2- He prays the current prayer and completes it, then he remembers that he still has to do the missed prayer that he has not prayed yet. His current prayer is valid and he only has to pray the missed prayer, and he is excused for not praying them in the proper order because he forgot.
3- He remembers during the current prayer that he did not pray the previous prayer, which he missed. So he should complete the current prayer, which then becomes a naafil (supererogatory) prayer, then he should pray the prayer his missed, and then repeat the current prayer, in order to keep them in the proper order. This is the view of Imam Ahmad (may Allaah have mercy on him). See al-Mughni, 2/336-340). This is also the view of ‘Abd-Allaah ibn ‘Umar (may Allaah be pleased with them both). Imaam Maalik narrated in al-Muwatta’ (408) that Naafi’ ibn ‘Abd-Allaah ibn ‘Umar used to say, “Whoever forgets a prayer then remembers it only when he is with the imaam, then when the imaam says the salaam, let him pray the prayer that he had forgotten, then let him pray the other after that.” Shaykh al-Islam (Ibn Taymiyah – may Allaah have mercy on him) said: “When he remembers the prayer that he missed during the (current) prayer, it is as if he remembered before he started it. But if he does not remember until the current prayer is finished, then the current prayer is valid according to the majority of scholars, such as Abu Haneefah, al-Shaafa’i and Ahmad…” (al-Fataawa al-Kubra, 1/112)

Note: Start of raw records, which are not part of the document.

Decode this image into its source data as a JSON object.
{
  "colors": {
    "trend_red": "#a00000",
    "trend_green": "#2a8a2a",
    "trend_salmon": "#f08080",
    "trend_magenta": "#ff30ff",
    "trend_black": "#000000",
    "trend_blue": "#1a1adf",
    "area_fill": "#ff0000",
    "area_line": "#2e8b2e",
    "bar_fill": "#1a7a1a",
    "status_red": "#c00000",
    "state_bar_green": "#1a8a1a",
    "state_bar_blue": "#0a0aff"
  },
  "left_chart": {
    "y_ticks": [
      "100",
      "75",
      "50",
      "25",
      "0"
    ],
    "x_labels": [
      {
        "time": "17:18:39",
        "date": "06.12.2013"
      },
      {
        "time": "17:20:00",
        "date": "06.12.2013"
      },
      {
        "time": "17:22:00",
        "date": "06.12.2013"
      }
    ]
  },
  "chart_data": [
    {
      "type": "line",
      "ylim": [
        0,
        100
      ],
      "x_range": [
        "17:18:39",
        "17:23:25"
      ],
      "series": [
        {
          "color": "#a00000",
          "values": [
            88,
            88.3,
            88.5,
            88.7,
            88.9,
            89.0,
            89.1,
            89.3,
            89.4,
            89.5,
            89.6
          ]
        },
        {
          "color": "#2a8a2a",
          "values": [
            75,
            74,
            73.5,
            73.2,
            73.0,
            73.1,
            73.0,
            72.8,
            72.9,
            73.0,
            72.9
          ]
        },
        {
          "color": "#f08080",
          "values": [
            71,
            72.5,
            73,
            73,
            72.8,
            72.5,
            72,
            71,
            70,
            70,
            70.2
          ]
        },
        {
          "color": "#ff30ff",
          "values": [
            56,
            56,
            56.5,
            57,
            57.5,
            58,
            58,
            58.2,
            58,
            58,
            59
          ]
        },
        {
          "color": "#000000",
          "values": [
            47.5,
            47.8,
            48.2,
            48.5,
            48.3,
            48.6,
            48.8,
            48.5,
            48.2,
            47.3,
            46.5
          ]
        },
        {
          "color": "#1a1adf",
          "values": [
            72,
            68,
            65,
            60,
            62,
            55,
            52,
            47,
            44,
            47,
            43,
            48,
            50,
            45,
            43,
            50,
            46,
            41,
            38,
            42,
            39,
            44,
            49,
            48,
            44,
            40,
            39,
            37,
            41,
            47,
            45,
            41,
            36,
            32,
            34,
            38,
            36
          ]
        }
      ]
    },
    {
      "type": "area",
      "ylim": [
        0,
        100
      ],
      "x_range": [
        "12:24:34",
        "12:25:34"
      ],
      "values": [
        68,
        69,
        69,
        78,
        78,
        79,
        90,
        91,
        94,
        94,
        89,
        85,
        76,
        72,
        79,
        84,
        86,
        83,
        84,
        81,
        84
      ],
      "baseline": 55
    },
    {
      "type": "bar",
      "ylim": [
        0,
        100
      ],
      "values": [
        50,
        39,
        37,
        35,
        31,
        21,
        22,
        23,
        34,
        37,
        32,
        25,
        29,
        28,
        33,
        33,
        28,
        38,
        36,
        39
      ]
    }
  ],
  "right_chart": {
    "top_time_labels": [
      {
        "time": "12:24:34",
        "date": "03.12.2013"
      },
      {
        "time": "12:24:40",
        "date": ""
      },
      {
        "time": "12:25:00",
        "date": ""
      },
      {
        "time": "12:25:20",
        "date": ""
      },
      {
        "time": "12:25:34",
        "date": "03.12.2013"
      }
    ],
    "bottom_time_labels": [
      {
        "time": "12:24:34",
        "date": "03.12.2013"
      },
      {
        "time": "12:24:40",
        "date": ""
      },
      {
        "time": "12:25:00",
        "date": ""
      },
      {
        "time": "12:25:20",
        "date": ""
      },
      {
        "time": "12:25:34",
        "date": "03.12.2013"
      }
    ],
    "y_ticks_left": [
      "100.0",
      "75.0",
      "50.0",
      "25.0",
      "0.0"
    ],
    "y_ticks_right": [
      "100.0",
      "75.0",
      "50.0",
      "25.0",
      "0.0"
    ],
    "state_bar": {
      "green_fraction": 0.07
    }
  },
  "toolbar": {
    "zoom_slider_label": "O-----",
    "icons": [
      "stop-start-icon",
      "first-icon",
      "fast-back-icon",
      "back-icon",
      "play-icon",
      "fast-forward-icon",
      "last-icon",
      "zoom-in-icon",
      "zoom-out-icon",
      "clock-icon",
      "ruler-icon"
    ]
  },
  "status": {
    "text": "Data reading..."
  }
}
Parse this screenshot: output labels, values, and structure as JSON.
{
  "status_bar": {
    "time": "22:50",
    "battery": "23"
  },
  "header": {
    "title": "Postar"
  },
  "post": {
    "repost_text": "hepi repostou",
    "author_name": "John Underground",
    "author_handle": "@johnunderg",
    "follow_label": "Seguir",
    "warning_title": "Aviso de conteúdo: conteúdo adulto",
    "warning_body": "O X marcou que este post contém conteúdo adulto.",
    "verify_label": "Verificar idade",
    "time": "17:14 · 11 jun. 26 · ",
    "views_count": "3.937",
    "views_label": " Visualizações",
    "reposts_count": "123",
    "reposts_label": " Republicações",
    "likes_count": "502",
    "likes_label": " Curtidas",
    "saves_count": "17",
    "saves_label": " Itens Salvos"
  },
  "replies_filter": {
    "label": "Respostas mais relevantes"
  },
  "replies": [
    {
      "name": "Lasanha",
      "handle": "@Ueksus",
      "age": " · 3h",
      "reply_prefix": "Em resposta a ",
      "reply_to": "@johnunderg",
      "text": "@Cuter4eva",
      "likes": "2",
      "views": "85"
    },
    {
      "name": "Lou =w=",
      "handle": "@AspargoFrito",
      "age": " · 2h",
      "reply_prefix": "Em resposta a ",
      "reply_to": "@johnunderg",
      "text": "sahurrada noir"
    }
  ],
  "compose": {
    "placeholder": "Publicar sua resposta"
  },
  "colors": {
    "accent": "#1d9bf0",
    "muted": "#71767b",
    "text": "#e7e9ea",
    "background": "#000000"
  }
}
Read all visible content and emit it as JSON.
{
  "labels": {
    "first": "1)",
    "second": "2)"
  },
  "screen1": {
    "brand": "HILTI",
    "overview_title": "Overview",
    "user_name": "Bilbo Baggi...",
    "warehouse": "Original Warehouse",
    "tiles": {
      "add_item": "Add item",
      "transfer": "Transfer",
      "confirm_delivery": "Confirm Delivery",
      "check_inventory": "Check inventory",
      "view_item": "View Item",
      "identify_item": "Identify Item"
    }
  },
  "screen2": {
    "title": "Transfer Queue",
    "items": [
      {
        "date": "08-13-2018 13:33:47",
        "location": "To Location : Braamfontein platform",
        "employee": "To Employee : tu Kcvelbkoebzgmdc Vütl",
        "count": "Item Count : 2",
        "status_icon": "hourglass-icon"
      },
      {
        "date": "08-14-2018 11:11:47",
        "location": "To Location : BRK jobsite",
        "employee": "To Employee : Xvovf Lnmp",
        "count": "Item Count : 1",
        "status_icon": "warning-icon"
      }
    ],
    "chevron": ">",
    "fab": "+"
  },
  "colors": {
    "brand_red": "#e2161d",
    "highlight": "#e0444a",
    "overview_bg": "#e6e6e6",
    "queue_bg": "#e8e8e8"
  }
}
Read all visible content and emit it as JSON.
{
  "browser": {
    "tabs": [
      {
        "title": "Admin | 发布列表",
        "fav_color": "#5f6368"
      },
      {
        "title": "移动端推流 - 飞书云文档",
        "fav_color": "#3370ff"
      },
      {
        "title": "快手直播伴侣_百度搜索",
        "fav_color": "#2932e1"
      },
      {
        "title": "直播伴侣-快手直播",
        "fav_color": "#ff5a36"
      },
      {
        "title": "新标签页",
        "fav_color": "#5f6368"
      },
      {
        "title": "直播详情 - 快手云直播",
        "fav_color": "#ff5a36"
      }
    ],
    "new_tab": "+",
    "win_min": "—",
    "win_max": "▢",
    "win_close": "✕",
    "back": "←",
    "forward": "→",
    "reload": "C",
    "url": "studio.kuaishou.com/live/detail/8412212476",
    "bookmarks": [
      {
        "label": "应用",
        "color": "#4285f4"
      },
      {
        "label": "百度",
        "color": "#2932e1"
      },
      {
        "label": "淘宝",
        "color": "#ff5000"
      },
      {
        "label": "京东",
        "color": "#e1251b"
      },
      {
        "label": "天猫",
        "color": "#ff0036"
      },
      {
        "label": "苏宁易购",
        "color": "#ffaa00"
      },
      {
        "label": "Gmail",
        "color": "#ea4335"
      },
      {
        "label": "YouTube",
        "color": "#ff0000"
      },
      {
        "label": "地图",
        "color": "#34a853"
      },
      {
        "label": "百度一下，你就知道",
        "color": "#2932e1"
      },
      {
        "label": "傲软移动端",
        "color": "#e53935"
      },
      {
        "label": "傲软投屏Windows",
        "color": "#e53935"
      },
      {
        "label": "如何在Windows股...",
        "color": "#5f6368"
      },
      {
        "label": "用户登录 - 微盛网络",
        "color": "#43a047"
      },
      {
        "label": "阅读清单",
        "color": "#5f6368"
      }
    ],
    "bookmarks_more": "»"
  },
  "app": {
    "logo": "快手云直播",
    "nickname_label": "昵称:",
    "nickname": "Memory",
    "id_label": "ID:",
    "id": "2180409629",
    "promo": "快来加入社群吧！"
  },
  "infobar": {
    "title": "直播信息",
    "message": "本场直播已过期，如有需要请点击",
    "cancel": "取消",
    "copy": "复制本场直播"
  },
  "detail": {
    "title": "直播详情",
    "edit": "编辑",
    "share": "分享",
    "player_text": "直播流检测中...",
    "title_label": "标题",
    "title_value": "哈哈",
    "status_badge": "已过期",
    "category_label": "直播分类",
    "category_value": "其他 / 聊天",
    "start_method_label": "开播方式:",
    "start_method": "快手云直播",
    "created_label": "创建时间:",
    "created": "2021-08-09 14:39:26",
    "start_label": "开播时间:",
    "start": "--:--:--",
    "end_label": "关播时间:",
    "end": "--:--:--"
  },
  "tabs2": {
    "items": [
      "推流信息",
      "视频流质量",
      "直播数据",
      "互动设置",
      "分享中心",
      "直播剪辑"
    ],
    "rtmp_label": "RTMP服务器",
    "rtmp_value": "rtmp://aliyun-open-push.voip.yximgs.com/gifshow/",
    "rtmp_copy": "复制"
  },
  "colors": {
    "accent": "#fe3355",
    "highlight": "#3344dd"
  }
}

His completing the prayer that he is currently praying is mustahabb (recommended), not waajib (obligatory). If he stops that prayer, then prays the prayer he missed, then prays the current prayer, that is permissible. Muhanna said: “I said to Ahmad, ‘I was praying ‘Isha, then I remembered that I had not prayed Maghrib. So I prayed ‘Isha’, then I prayed Maghrib and repeated ‘Isha’.’ Ahmad said, ‘You did right.’ I said, ‘Should I not have stopped praying when I remembered?’ He said, ‘Yes.’ I said, ‘So how did I get it right?’ He said, ‘Both are permissible.’” (al-Mughni, 2/339).
Some of the scholars are of the view that he should complete the (current) prayer that he is praying, and then do the missed prayer, and he does not have to repeat the current prayer. This is the view of al-Shaafa’i, as stated in al-Majmoo’, 3/70. This was also the view favoured by Shaykh Ibn ‘Uthaymeen (may Allaah have mercy on him). (Majmoo’ Fataawa Ibn ‘Uthaymeen, 12/221). But the first opinion is more on the safe side.
3 – The questioner says that he did not pray Fajr because he was sick
What he did was not correct, because sickness is not an excuse to delay the prayer until the time for prayer is over. Rather what the Muslim must do is to offer the prayer on time. If he is sick, he should pray as best he can, for Allaah does not burden a soul beyond what it is able to bear. If he is unable to stand, then he may pray sitting down. If he is unable to sit, then he may pray lying on his side. If he is unable to do wudoo’, then he should do tayammum. If there is some impurity on his body and he is unable to remove it, then he should pray as he is, and so on. It is not permissible for him to delay the prayer until the time for it is over because he is unable to purify himself or remove the impurity. Rather he should pray as best he can and do as much of the obligatory actions of prayer as he is able, and he is relieved of the obligation to do the things that he is unable to do. See the essay Ahkaam Salaat al-Mareed wa Tahaaratuhu by Shaykh Ibn Baaz.
Sheikh Muhammed Salih Al-Munajjid